It is well known that ions of redox-active metals, including Cu, may yield free radicals via the Fenton-type reaction and inflict intracellular oxidative stress [61, 62]. The Cu (II) ions can be transformed to Cu (I) ions in the presence of biological reducing agents such as ascorbic acid or glutathione (GSH), and consequently generate reactive hydroxyl radicals from hydrogen peroxide [63]. Using luminescent bacterial tests in recombinant Escherichia coli strains, ROS generating potential of aqueous suspensions of CuO NPs was demonstrated [58]. It has also been shown that CuO NPs induced oxidative stress and DNA damage in these recombinant bacteria strains at low subtoxic concentrations of 0.1 mg Cu/L [58].

In vivo investigation of the exposure effects of ZnO NPs on isolated rat liver mitochondria showed increased mitochondrial membrane permeability prone to energy dissipation [64], ROS levels production caused impairment of the mitochondrial respiratory chain and even apoptosis [65]. Similarly, the experiments on isolated human liver cells in-vitro showed ROS triggered mitochondrial pathway resulting apoptosis and cell death [65].

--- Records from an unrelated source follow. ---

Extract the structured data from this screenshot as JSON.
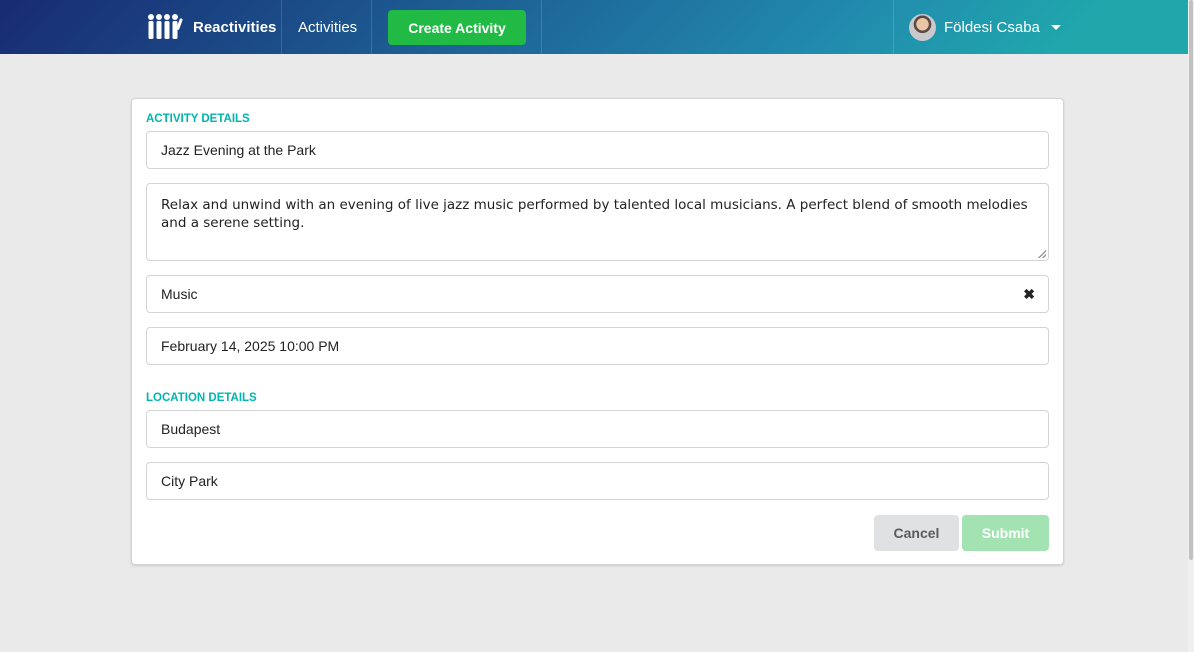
{
  "navbar": {
    "brand": "Reactivities",
    "activities_label": "Activities",
    "create_label": "Create Activity",
    "user_name": "Földesi Csaba"
  },
  "form": {
    "activity_section": "Activity Details",
    "title_value": "Jazz Evening at the Park",
    "description_value": "Relax and unwind with an evening of live jazz music performed by talented local musicians. A perfect blend of smooth melodies and a serene setting.",
    "category_value": "Music",
    "date_value": "February 14, 2025 10:00 PM",
    "location_section": "Location Details",
    "city_value": "Budapest",
    "venue_value": "City Park",
    "cancel_label": "Cancel",
    "submit_label": "Submit"
  },
  "colors": {
    "accent": "#00b5ad",
    "create": "#21ba45",
    "submit_disabled": "#a3e2b1"
  }
}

Moreover, it was also demonstrated a concentration dependent genotoxicity derived from exposure of several nanoparticles composed of α-alumina, β-alumina, SiO2, SbO5, and Fe2O3 through generation of excess ROS, which leaded to DNA strand breakage [66]. DNA cleavage, an indicator of irreversible completion of apoptosis, occurred in organisms exposed to 500 μg/kg of the above-mentioned precipitated nanoparticles [67]. Moreover, cleavage of inter-nucleosomal DNA ladder bands occurred upon exposure to 500 μg/kg of γ-alumina and α-alumina [66].

3. Conclusion

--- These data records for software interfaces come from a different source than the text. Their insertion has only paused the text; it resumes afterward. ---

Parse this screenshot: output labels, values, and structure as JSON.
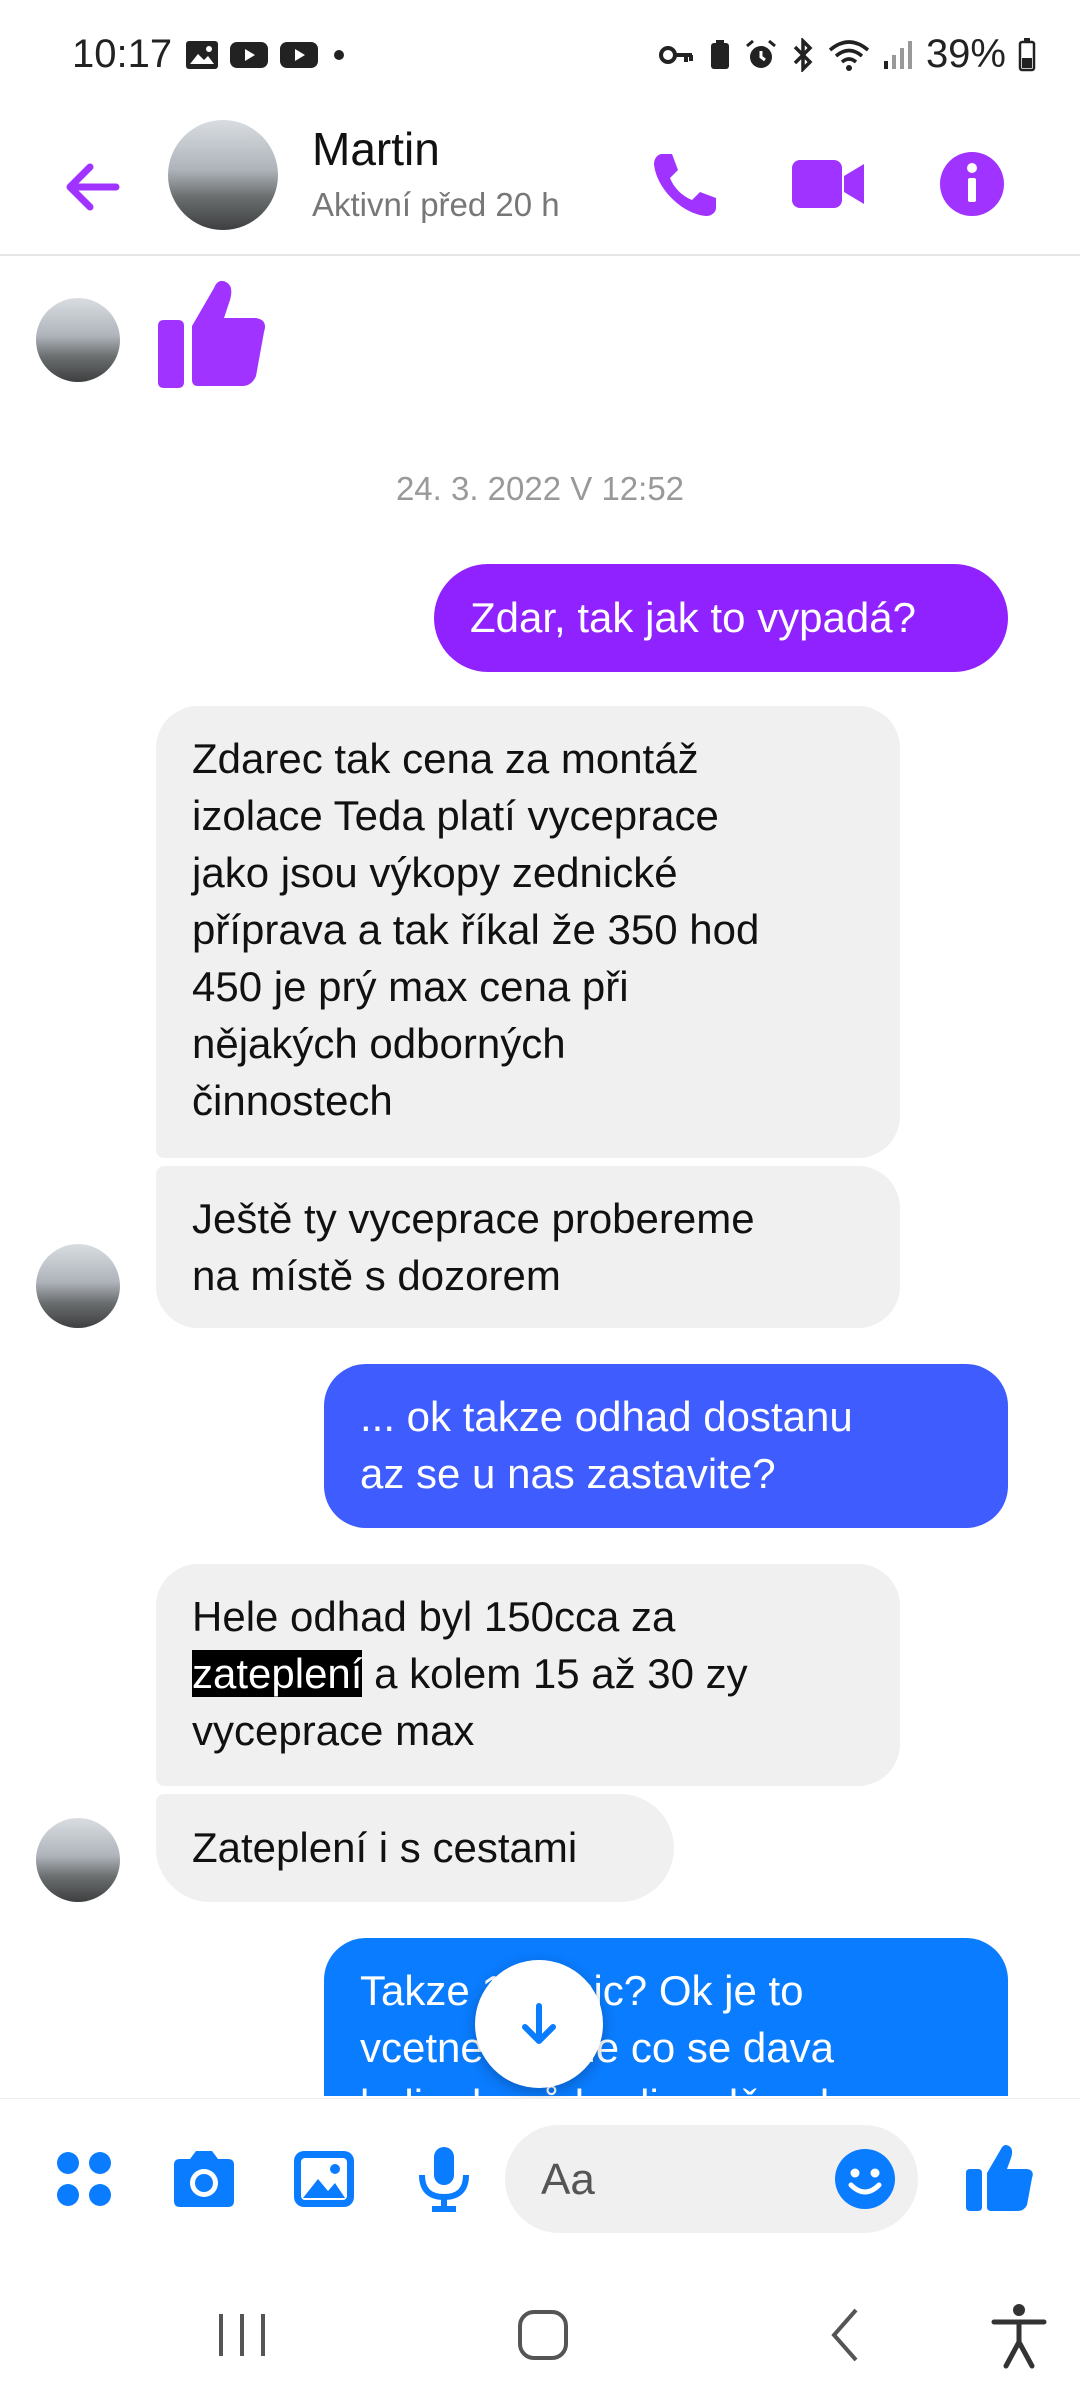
{
  "status_bar": {
    "time": "10:17",
    "battery": "39%"
  },
  "header": {
    "name": "Martin",
    "subtitle": "Aktivní před 20 h"
  },
  "date_separator": "24. 3. 2022 V 12:52",
  "messages": {
    "out_1": "Zdar, tak jak to vypadá?",
    "in_1": [
      "Zdarec tak cena za montáž",
      "izolace Teda platí vyceprace",
      "jako jsou výkopy zednické",
      "příprava a tak říkal že 350 hod",
      "450 je prý max cena při",
      "nějakých odborných",
      "činnostech"
    ],
    "in_2": [
      "Ještě ty vyceprace probereme",
      "na místě s dozorem"
    ],
    "out_2": [
      "... ok takze odhad dostanu",
      "az se u nas zastavite?"
    ],
    "in_3": {
      "line1": "Hele odhad byl 150cca za",
      "highlight": "zateplení",
      "line2_rest": " a kolem 15 až 30 zy",
      "line3": "vyceprace max"
    },
    "in_4": "Zateplení i s cestami",
    "out_3": [
      "Takze 180tisic? Ok je to",
      "vcetne te folie co se dava",
      "kolin domů kvuli vodě nebo"
    ]
  },
  "composer": {
    "placeholder": "Aa"
  },
  "colors": {
    "accent_purple": "#a033ff",
    "accent_blue": "#0a7cff",
    "bubble_grey": "#f0f0f0"
  },
  "icons": [
    "back-arrow-icon",
    "phone-icon",
    "video-icon",
    "info-icon",
    "like-icon",
    "apps-icon",
    "camera-icon",
    "gallery-icon",
    "mic-icon",
    "emoji-icon",
    "scroll-down-icon",
    "recents-nav-icon",
    "home-nav-icon",
    "back-nav-icon",
    "accessibility-icon"
  ]
}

Nano-scale particles and materials applications are increasing significantly and thus their potential environmental and human health risks urges consideration. Analytical methods are required to reliably detect and characterize nanoparticles and nanomaterials in the natural environments, and their properties once interacting with complexes matrices such as air, soil and water, as well as food and consumer products. Advances in engineering particles and materials testing, either qualitative or quantitative determinations, should be pursued to ensure a safety profile, including the development of standard guidelines. In addition to the toxicological studies, various uptake paths have to be investigated, including dermal, oral and intestinal routes, as well as bioaccumulation trials and potential long-term effects consideration. Research into new analytical methods is further required to address the special properties for the establishment of ecological and human health risk factors.

Disclosure statement

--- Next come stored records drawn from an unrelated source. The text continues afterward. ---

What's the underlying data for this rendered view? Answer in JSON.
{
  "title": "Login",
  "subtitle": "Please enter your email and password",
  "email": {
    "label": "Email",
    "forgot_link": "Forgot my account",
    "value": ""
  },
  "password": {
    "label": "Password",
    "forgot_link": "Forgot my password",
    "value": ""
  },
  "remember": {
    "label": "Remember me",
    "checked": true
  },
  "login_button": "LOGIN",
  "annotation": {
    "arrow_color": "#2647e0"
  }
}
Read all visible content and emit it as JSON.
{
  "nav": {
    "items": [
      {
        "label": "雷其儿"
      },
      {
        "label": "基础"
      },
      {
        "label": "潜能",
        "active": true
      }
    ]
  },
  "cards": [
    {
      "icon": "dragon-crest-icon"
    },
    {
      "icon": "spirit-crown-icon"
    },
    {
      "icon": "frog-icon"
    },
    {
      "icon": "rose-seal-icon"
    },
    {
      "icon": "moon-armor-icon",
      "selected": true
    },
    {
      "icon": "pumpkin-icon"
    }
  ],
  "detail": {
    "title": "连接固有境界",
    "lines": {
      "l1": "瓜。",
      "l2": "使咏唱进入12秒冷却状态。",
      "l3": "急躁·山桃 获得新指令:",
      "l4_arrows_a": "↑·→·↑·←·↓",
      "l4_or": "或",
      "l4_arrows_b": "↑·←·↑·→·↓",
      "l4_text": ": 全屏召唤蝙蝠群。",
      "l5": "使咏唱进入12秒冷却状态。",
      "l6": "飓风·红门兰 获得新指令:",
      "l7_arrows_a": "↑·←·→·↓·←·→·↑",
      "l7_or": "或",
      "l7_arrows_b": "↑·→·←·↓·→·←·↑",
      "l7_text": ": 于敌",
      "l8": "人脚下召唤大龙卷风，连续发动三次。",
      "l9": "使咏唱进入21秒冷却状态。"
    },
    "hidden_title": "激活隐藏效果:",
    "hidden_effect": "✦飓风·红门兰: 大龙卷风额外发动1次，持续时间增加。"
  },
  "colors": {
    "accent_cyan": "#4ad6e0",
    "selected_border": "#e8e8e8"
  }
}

No conflicts of interest.

© 2018 The Author(s). Licensee IntechOpen. This chapter is distributed under the terms of the Creative Commons Attribution 3.0 License, which permits unrestricted use, distribution, and reproduction in any medium, provided the original work is properly cited.

How to cite and reference

Link to this chapter Copy to clipboard

Cite this chapter Copy to clipboard

Subas Chandra Dinda (March 21st 2018). Bioaccumulation and Toxic Profiling of Nanostructured Particles and Materials, Unraveling the Safety Profile of Nanoscale Particles and Materials - From Biomedical to Environmental Applications, Andreia C. Gomes and Marisa P. Sarria, IntechOpen, DOI: 10.5772/intechopen.74802. Available from:

chapter statistics

323total chapter downloads

More statistics for editors and authors

Login to your personal dashboard for more detailed statistics on your publications.

Access personal reporting

Related Content

This Book

Next chapter

Spectroscopic Insights into the Nano-Bio Interface

By Achyut J. Raghavendra, Wren Gregory, Indushekhar Persaud, Jared M. Brown and Ramakrishna Podila

Related Book

First chapter

Introductory Chapter: Electron Microscopy - Research Highlights

By Yanina Fedorenko

We are IntechOpen, the world's leading publisher of Open Access books. Built by scientists, for scientists. Our readership spans scientists, professors, researchers, librarians, and students, as well as business professionals. We share our knowledge and peer-reveiwed research papers with libraries, scientific and engineering societies, and also work with corporate R&D departments and government entities.

More About Us